U.S. Corporate Philanthropy and Foreign Relations in the 20th century

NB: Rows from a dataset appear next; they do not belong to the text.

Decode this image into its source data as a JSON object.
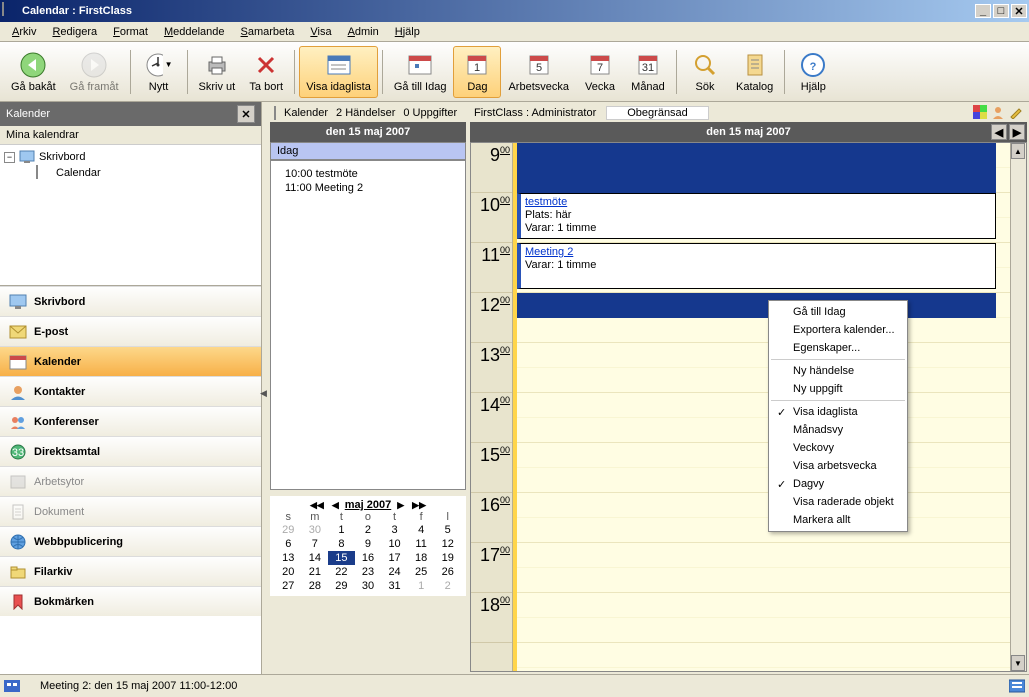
{
  "title": "Calendar : FirstClass",
  "menu": [
    "Arkiv",
    "Redigera",
    "Format",
    "Meddelande",
    "Samarbeta",
    "Visa",
    "Admin",
    "Hjälp"
  ],
  "toolbar": {
    "back": "Gå bakåt",
    "forward": "Gå framåt",
    "new": "Nytt",
    "print": "Skriv ut",
    "delete": "Ta bort",
    "daylist": "Visa idaglista",
    "gotoday": "Gå till Idag",
    "day": "Dag",
    "workweek": "Arbetsvecka",
    "week": "Vecka",
    "month": "Månad",
    "search": "Sök",
    "catalog": "Katalog",
    "help": "Hjälp"
  },
  "sidebar": {
    "title": "Kalender",
    "subtitle": "Mina kalendrar",
    "tree": {
      "root": "Skrivbord",
      "child": "Calendar"
    },
    "nav": [
      {
        "label": "Skrivbord"
      },
      {
        "label": "E-post"
      },
      {
        "label": "Kalender",
        "active": true
      },
      {
        "label": "Kontakter"
      },
      {
        "label": "Konferenser"
      },
      {
        "label": "Direktsamtal"
      },
      {
        "label": "Arbetsytor",
        "dim": true
      },
      {
        "label": "Dokument",
        "dim": true
      },
      {
        "label": "Webbpublicering"
      },
      {
        "label": "Filarkiv"
      },
      {
        "label": "Bokmärken"
      }
    ]
  },
  "info_bar": {
    "cal": "Kalender",
    "events": "2 Händelser",
    "tasks": "0 Uppgifter",
    "user": "FirstClass : Administrator",
    "quota": "Obegränsad"
  },
  "list_col": {
    "date": "den 15 maj 2007",
    "today": "Idag",
    "events": [
      "10:00 testmöte",
      "11:00 Meeting 2"
    ]
  },
  "mini_cal": {
    "month": "maj 2007",
    "dow": [
      "s",
      "m",
      "t",
      "o",
      "t",
      "f",
      "l"
    ],
    "rows": [
      [
        "29",
        "30",
        "1",
        "2",
        "3",
        "4",
        "5"
      ],
      [
        "6",
        "7",
        "8",
        "9",
        "10",
        "11",
        "12"
      ],
      [
        "13",
        "14",
        "15",
        "16",
        "17",
        "18",
        "19"
      ],
      [
        "20",
        "21",
        "22",
        "23",
        "24",
        "25",
        "26"
      ],
      [
        "27",
        "28",
        "29",
        "30",
        "31",
        "1",
        "2"
      ]
    ],
    "other_first": 2,
    "other_last": 2,
    "selected": "15"
  },
  "day_col": {
    "date": "den 15 maj 2007",
    "hours": [
      "9",
      "10",
      "11",
      "12",
      "13",
      "14",
      "15",
      "16",
      "17",
      "18"
    ],
    "appts": [
      {
        "hour": "10",
        "title": "testmöte",
        "lines": [
          "Plats: här",
          "Varar: 1 timme"
        ]
      },
      {
        "hour": "11",
        "title": "Meeting 2",
        "lines": [
          "Varar: 1 timme"
        ]
      }
    ],
    "selected_hour": "12"
  },
  "context_menu": [
    {
      "label": "Gå till Idag"
    },
    {
      "label": "Exportera kalender..."
    },
    {
      "label": "Egenskaper..."
    },
    {
      "sep": true
    },
    {
      "label": "Ny händelse"
    },
    {
      "label": "Ny uppgift"
    },
    {
      "sep": true
    },
    {
      "label": "Visa idaglista",
      "checked": true
    },
    {
      "label": "Månadsvy"
    },
    {
      "label": "Veckovy"
    },
    {
      "label": "Visa arbetsvecka"
    },
    {
      "label": "Dagvy",
      "checked": true
    },
    {
      "label": "Visa raderade objekt"
    },
    {
      "label": "Markera allt"
    }
  ],
  "status": "Meeting 2: den 15 maj 2007 11:00-12:00"
}
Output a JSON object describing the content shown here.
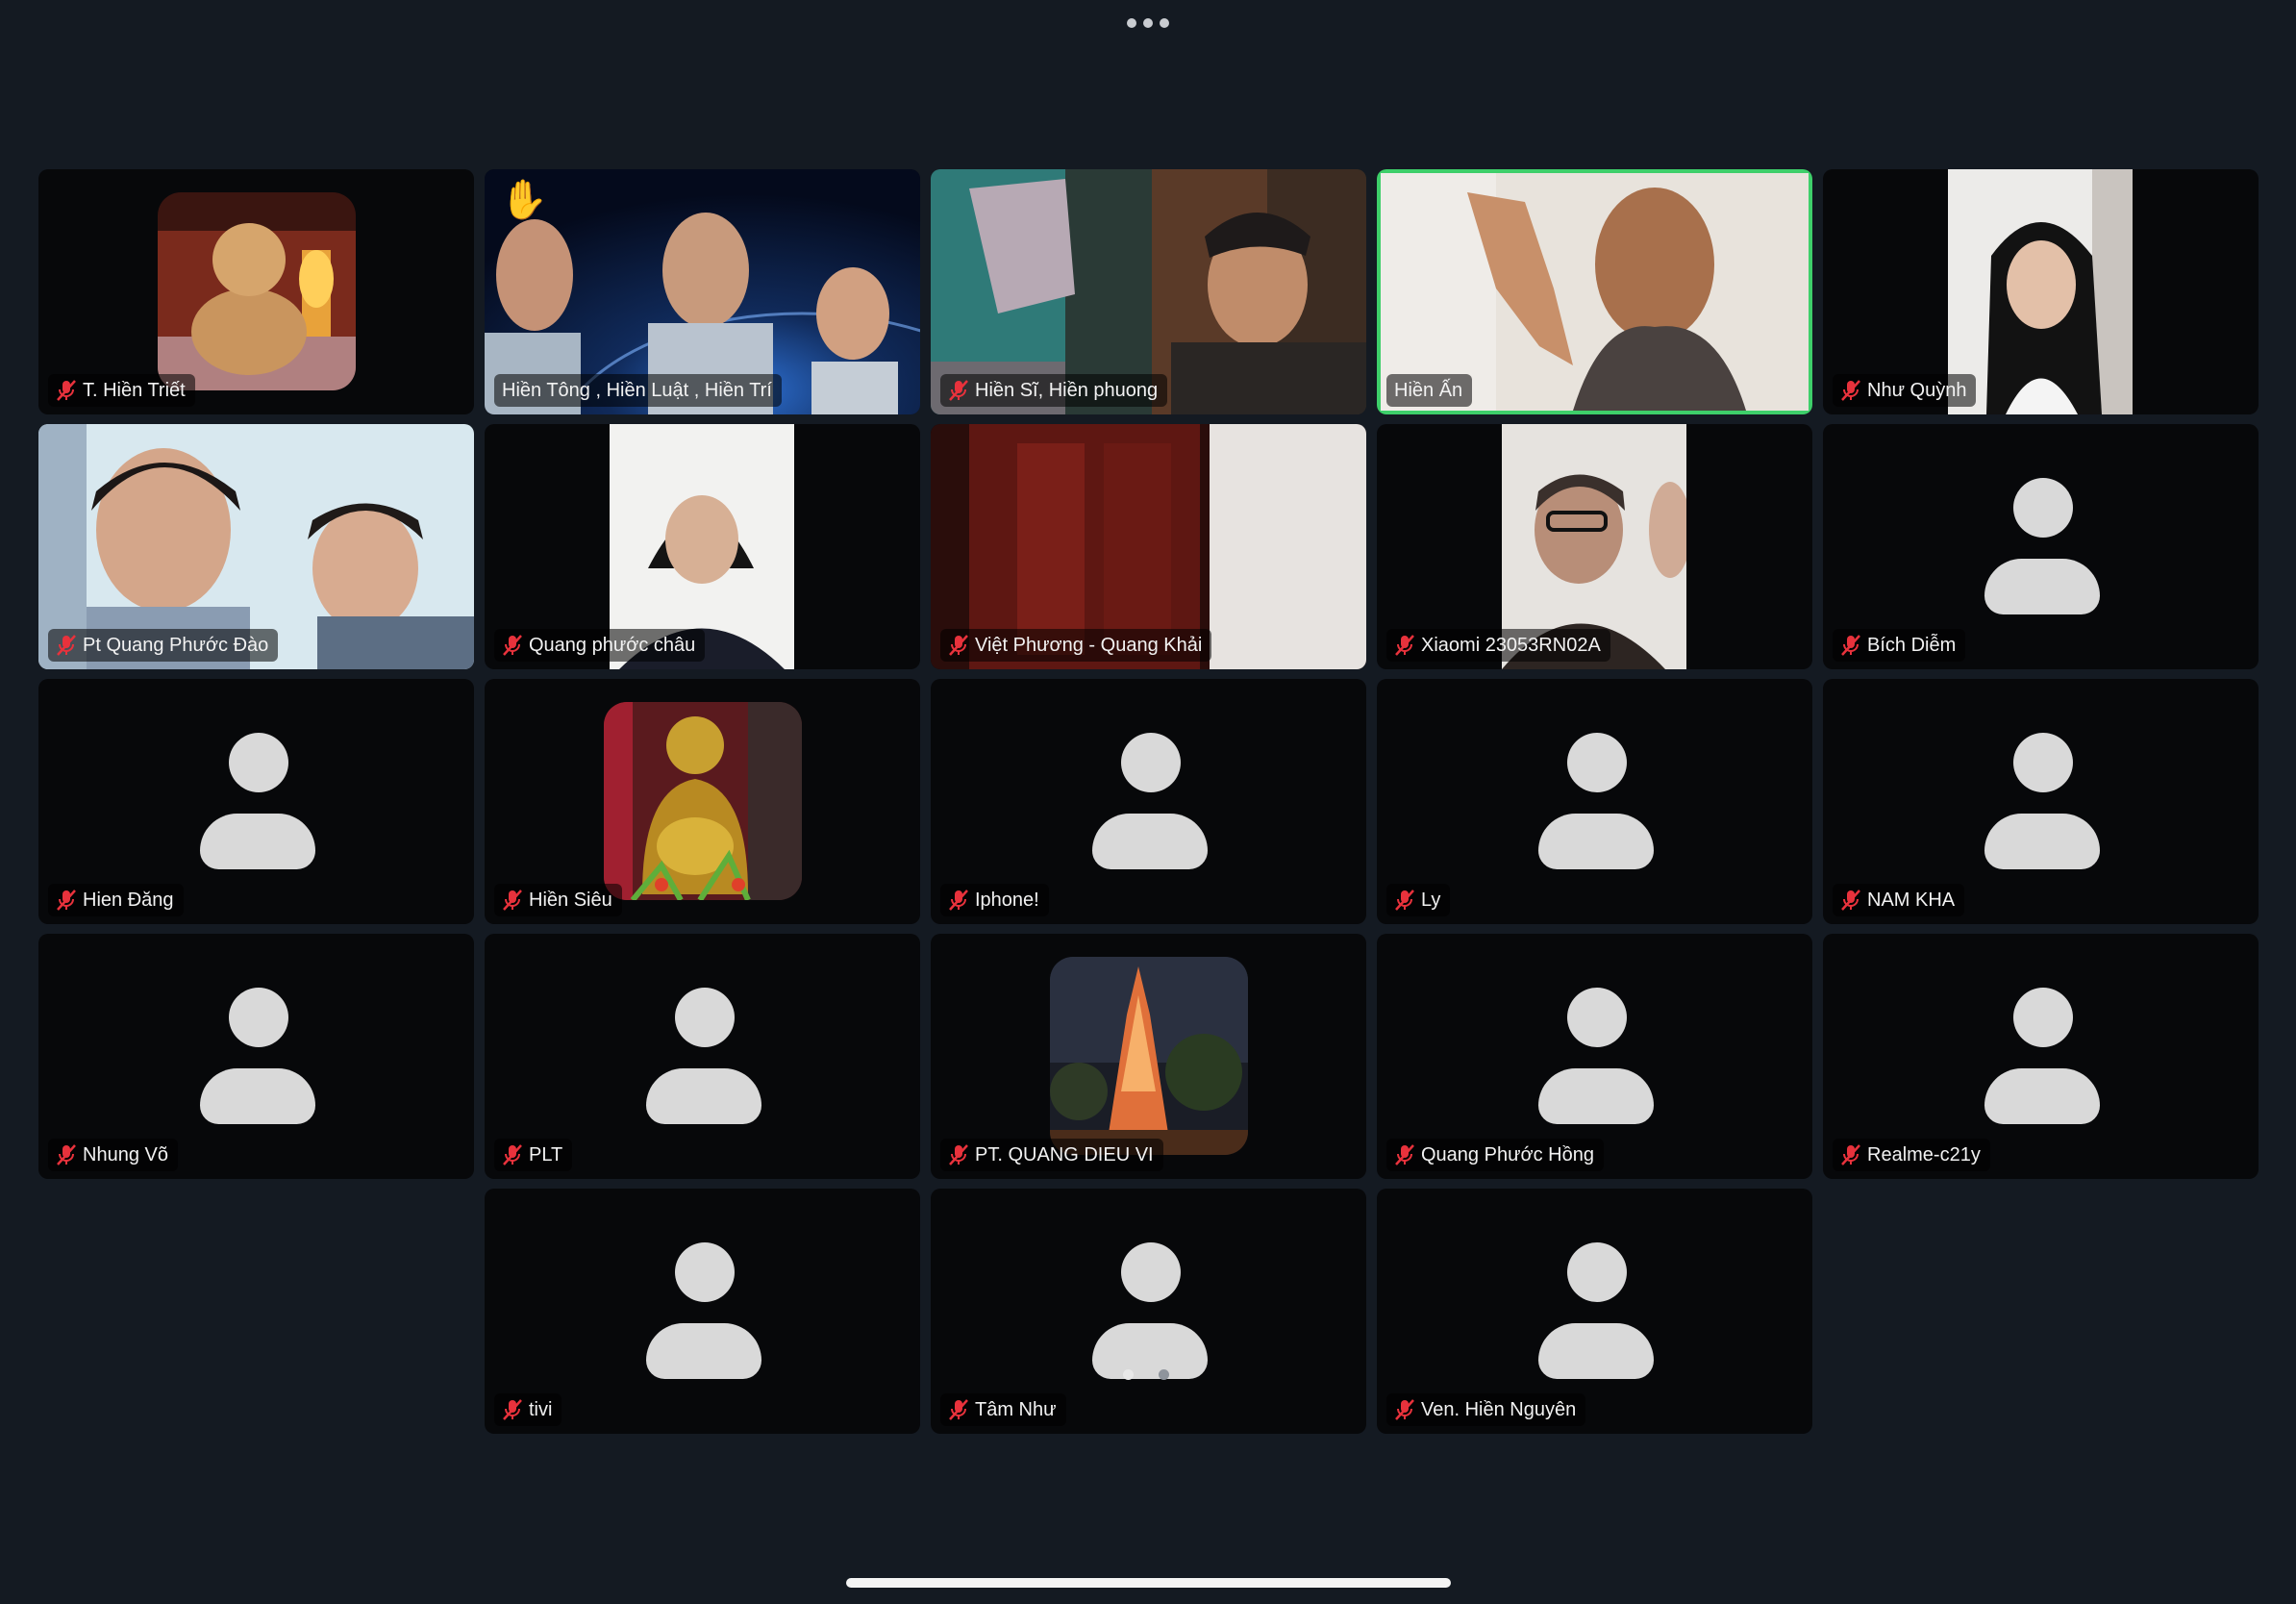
{
  "colors": {
    "background": "#141a22",
    "tile": "#07080a",
    "active_speaker_border": "#3ecf6a",
    "mute_icon": "#e8323c",
    "avatar": "#d9d9d9"
  },
  "top_bar": {
    "icon": "more-dots-icon"
  },
  "participants": [
    {
      "name": "T. Hiền Triết",
      "muted": true,
      "media": "picture"
    },
    {
      "name": "Hiền Tông , Hiền Luật , Hiền Trí",
      "muted": false,
      "media": "video",
      "hand_raised": true
    },
    {
      "name": "Hiền Sĩ, Hiền phuong",
      "muted": true,
      "media": "video"
    },
    {
      "name": "Hiền Ấn",
      "muted": false,
      "media": "video",
      "active_speaker": true
    },
    {
      "name": "Như Quỳnh",
      "muted": true,
      "media": "video"
    },
    {
      "name": "Pt Quang Phước Đào",
      "muted": true,
      "media": "video"
    },
    {
      "name": "Quang phước châu",
      "muted": true,
      "media": "video"
    },
    {
      "name": "Việt Phương - Quang Khải",
      "muted": true,
      "media": "video"
    },
    {
      "name": "Xiaomi 23053RN02A",
      "muted": true,
      "media": "video"
    },
    {
      "name": "Bích Diễm",
      "muted": true,
      "media": "avatar"
    },
    {
      "name": "Hien Đăng",
      "muted": true,
      "media": "avatar"
    },
    {
      "name": "Hiền Siêu",
      "muted": true,
      "media": "picture"
    },
    {
      "name": "Iphone!",
      "muted": true,
      "media": "avatar"
    },
    {
      "name": "Ly",
      "muted": true,
      "media": "avatar"
    },
    {
      "name": "NAM KHA",
      "muted": true,
      "media": "avatar"
    },
    {
      "name": "Nhung Võ",
      "muted": true,
      "media": "avatar"
    },
    {
      "name": "PLT",
      "muted": true,
      "media": "avatar"
    },
    {
      "name": "PT. QUANG DIEU VI",
      "muted": true,
      "media": "picture"
    },
    {
      "name": "Quang Phước Hồng",
      "muted": true,
      "media": "avatar"
    },
    {
      "name": "Realme-c21y",
      "muted": true,
      "media": "avatar"
    },
    {
      "name": "tivi",
      "muted": true,
      "media": "avatar"
    },
    {
      "name": "Tâm Như",
      "muted": true,
      "media": "avatar"
    },
    {
      "name": "Ven. Hiền Nguyên",
      "muted": true,
      "media": "avatar"
    }
  ],
  "pagination": {
    "pages": 2,
    "current": 1
  }
}
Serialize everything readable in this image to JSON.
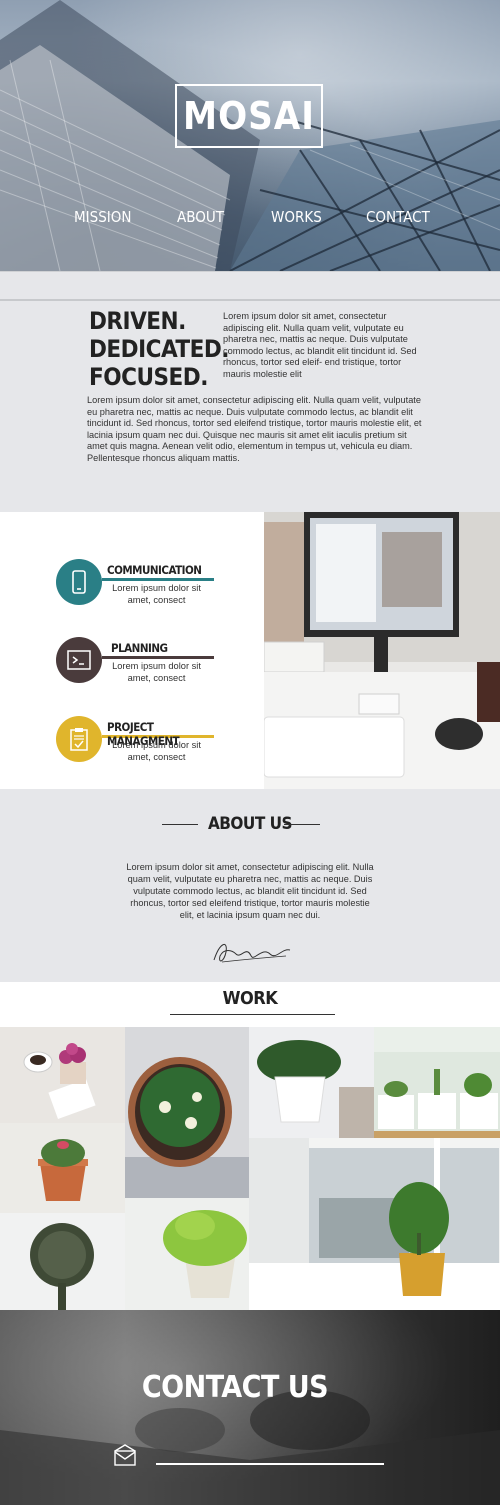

In 1896 Andrew Carnegie supported an exhibition of then-contemporary art which became the first Carnegie International – an exhibition that repositioned the steel town of Pittsburgh as a hub for global cultural exchange. On his 75th birthday, November 25, 1910, Andrew Carnegie announced the establishment of the Carnegie Endowment for International Peace, the purpose of which was to support a think tank dedicated to advancing the cause of world peace. Inspired by his family’s missionary work to Japan, John D. Rockefeller 3rd founded the Asia Society and was at one time a member of the Council on Foreign Relations, the Foreign Policy Association, and the Institute of Pacific Relations. In 1963 he created the JDR III Fund, a philanthropic organization whose signature initiative, the Asian Cultural Program, encouraged East-West cultural exchange. This tradition of global philanthropy followed suit with his father, John Rockefeller Jr. who had supported the restoration and rehabilitation of major buildings in France for which he was awarded France's highest decoration, the Grand-Croix de la Legion d'honneur. Rockefeller Jr’s also provided support for the excavations in Luxor, and the reconstruction of Lingnan University in China, and St. Luke's International Hospital in Tokyo. Efforts such as these not only cemented the names of these philanthropists in history, but also strengthened U.S. diplomatic relations and cultivated U.S. soft power. While championing global initiatives, these titans of industries faced challenges domestically. Seen by many in the U.S as hubristic, overreaching into governmental affairs, or simply laundering the donor’s reputation, this work did little to help these philanthropists in the US. This presentation will explore why these, and other, industrialists prioritized global philanthropy and the role that their contributions play in U.S.-foreign relations today.